I have killed 261 lab mice, including one by accident. In doing so, I have learned nothing that would save a human life. [No, not 261. About 20 in high school.]

I can’t get excited about the research to which some of my friends and colleagues have devoted their lives.

I can’t read most scientific papers unless I devote my full attention, usually with a browser window open to look up terms on Wikipedia.

I allow the Internet to distract me.

I have read multiple Michael Crichton novels.

I have taken food from events I did not attend and mooched swag from vendors I did not talk to.

I have used big science words to sound important to colleagues.

I have used big science words to sound important to students.

I have used big science words to sound important to my 3-year-old daughter.

I sometimes avoid foods containing ingredients science has proved harmless, just because the label for an alternative has a drawing of a tree.

I have miserably failed exams in the exact field I chose to study.
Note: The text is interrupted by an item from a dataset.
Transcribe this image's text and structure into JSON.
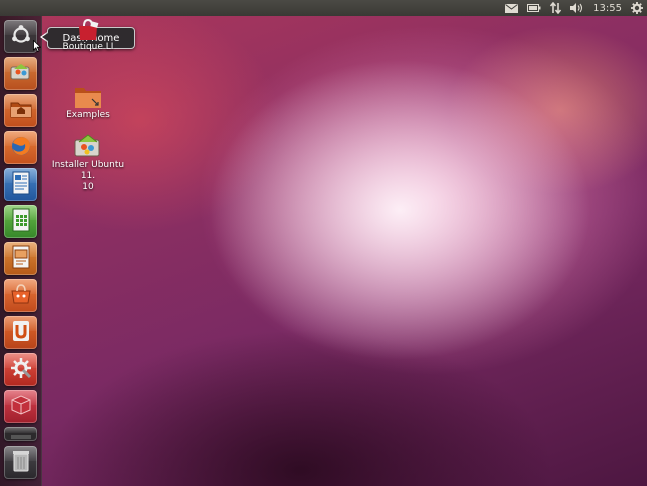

I own large science textbooks I have scarcely used. I have kept them “for reference” even though I know I’ll never use them again. I intend to keep them “for reference” until I die.
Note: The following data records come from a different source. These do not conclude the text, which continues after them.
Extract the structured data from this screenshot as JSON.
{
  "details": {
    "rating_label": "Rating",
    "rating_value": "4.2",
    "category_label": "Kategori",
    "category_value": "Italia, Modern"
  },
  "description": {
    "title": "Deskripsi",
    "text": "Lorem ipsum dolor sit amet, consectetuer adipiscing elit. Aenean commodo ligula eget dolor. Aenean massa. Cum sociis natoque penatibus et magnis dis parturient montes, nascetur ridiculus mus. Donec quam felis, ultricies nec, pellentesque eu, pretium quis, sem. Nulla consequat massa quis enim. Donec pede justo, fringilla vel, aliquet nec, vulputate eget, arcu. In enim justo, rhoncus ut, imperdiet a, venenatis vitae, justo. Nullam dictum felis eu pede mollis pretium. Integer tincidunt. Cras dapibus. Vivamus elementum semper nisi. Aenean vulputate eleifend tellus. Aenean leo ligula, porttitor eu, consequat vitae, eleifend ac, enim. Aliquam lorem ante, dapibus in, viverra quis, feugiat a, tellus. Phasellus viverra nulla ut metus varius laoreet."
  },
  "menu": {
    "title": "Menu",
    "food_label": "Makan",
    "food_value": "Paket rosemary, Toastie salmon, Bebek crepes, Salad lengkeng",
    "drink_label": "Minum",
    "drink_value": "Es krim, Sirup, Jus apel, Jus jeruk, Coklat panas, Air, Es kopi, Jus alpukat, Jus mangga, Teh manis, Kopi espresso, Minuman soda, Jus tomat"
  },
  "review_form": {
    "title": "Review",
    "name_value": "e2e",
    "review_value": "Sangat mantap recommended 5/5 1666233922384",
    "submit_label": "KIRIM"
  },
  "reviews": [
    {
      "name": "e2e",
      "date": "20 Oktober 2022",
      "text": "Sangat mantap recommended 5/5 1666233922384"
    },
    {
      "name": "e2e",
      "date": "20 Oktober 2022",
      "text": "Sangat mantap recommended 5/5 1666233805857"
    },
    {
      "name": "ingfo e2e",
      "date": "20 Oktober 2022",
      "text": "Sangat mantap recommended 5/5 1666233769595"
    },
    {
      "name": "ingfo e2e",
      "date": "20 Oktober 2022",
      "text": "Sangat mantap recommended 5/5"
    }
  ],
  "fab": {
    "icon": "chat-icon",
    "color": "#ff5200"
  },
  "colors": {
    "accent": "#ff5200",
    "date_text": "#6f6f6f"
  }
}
I have abandoned experiments because they did not yield results right away.

I own no wacky science ties.

I want everyone to like me.

I have known professors who celebrate milestone birthdays by organizing daylong seminars about their field of study. To me, no way of spending a birthday sounds less appealing.

Sometimes science feels like it’s made of the same politics, pettiness, and ridiculousness that underlie any other job. [Absolutely!]

I decry the portrayal of scientists in films, then pay money to go see more films with scientists in them.

I have worked as a teaching assistant for classes in which I did not understand the material.

I have taught facts and techniques to students that I only myself learned the day before.

I find science difficult.

I have delusions that people will read this confession and applaud my bravery for identifying a universal fear.

I am afraid that people will read this confession and angrily oust me from science, which I love. [Yes, Maybe.]

27 confessions!!!! So, what about you? 🙂